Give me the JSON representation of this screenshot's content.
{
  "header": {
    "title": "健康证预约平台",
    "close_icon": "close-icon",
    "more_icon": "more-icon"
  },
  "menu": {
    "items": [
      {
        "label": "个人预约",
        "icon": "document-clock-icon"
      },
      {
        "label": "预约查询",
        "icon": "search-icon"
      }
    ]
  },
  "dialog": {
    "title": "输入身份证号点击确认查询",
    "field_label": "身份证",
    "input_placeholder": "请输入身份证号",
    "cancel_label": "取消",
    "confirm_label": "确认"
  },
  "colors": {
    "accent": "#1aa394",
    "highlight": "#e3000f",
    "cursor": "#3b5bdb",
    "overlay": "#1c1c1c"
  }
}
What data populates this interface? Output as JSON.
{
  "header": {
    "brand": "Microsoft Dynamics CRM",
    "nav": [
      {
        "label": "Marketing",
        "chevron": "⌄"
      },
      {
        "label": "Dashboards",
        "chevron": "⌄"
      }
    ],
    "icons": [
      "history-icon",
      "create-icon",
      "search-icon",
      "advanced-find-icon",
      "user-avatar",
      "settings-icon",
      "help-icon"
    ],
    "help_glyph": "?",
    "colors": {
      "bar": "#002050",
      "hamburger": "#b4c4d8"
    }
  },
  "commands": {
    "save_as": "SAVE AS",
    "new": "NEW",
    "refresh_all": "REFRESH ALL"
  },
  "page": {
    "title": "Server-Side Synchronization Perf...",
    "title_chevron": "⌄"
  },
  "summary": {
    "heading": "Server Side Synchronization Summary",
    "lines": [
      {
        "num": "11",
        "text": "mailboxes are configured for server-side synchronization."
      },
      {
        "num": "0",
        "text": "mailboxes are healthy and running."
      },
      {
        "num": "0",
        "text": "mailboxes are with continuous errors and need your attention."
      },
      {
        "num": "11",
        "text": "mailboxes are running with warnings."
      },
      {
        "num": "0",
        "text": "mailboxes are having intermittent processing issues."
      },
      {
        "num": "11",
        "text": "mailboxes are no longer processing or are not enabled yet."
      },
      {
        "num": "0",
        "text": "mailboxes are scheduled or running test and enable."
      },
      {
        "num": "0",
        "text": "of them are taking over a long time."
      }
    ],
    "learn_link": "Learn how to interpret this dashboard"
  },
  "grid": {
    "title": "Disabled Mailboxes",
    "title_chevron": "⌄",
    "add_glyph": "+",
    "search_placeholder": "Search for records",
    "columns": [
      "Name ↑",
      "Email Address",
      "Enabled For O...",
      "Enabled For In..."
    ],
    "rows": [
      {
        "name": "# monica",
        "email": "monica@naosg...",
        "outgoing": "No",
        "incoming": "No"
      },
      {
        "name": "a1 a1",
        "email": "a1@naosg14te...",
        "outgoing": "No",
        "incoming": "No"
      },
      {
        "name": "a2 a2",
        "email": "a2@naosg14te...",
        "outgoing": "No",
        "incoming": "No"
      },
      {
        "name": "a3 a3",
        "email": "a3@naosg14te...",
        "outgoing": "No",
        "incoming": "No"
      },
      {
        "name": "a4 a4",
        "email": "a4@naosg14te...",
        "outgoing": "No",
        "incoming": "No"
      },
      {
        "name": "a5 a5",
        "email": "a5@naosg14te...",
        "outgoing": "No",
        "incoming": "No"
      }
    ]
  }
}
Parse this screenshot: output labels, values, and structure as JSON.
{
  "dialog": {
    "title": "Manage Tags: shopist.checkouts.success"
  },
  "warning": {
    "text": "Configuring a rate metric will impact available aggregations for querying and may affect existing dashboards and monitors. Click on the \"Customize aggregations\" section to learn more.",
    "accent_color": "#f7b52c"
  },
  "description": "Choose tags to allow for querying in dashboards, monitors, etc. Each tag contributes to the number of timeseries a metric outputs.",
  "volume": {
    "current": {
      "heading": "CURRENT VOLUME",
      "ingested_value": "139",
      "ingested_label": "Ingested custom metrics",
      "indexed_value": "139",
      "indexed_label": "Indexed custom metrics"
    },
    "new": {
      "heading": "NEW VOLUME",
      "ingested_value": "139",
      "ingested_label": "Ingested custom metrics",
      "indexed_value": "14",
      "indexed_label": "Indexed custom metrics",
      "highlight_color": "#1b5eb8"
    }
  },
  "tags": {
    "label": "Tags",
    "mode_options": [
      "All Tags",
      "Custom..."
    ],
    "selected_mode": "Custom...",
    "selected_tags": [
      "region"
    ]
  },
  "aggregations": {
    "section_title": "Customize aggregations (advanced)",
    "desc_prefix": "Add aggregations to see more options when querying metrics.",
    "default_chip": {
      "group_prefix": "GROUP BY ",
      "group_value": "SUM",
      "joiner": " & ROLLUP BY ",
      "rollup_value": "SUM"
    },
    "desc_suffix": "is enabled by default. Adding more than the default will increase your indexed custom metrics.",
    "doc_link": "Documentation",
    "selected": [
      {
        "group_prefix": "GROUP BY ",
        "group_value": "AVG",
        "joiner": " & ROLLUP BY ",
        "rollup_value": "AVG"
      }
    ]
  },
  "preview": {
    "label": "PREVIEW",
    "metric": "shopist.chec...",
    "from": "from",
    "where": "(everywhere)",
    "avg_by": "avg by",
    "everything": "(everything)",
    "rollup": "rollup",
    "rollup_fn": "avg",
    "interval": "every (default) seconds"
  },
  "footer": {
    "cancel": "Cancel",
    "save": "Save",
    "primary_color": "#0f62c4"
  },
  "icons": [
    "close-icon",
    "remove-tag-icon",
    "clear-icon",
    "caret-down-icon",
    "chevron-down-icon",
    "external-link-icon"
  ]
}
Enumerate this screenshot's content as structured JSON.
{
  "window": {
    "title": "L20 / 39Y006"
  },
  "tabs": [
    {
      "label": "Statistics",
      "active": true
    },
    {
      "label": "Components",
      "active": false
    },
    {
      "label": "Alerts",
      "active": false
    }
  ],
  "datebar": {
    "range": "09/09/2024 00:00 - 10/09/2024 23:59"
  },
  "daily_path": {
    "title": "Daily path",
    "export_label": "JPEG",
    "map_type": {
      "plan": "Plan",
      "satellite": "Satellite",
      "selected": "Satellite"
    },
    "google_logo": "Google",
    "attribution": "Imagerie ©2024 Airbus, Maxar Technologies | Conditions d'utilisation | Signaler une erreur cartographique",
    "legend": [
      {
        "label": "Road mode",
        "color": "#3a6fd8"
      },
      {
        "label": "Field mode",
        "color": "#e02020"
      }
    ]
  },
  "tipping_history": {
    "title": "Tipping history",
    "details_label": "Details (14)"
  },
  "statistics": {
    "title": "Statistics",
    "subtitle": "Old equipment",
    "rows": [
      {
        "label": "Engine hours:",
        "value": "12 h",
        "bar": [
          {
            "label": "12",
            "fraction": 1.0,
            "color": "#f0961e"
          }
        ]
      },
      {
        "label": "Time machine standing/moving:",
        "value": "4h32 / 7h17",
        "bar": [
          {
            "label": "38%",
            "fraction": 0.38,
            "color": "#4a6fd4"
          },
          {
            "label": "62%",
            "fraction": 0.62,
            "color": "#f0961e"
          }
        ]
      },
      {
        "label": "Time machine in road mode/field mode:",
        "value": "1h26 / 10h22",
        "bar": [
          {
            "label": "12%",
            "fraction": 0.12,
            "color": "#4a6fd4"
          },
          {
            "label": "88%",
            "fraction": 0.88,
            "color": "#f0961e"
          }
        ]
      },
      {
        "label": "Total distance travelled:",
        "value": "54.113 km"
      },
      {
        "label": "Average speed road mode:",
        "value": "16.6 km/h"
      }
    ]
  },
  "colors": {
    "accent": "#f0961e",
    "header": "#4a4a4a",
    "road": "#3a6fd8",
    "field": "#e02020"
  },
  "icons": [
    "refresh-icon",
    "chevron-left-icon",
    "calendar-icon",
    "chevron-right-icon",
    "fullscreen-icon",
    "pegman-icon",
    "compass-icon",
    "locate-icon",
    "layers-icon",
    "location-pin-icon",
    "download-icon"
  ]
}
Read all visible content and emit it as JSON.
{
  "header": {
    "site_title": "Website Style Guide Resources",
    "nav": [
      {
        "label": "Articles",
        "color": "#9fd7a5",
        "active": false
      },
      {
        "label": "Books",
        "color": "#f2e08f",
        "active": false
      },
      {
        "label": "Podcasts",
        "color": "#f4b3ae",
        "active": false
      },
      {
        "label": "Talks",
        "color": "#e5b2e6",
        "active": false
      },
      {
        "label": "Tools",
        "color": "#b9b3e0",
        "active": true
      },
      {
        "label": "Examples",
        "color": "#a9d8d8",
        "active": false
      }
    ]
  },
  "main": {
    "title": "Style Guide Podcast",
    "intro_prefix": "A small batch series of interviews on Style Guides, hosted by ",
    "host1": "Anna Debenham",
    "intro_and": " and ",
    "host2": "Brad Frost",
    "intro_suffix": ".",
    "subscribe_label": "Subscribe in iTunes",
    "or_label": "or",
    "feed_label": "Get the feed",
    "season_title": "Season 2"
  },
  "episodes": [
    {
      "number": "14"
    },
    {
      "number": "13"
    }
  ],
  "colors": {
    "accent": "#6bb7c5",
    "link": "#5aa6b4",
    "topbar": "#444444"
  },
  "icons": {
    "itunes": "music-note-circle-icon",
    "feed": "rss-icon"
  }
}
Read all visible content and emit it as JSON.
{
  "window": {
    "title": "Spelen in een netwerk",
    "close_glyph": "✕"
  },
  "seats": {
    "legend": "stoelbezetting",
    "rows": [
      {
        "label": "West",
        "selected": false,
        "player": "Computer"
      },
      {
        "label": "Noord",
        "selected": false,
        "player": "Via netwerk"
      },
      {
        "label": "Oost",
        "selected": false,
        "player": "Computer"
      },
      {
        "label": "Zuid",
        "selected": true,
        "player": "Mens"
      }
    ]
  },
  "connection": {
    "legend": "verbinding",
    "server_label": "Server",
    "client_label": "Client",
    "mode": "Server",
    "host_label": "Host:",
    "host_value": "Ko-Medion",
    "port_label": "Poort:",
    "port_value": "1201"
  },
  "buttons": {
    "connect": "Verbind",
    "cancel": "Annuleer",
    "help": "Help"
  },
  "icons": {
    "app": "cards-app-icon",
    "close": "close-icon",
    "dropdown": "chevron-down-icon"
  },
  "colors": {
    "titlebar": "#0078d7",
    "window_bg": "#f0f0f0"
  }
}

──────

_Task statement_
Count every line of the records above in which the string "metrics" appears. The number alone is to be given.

_Result_
6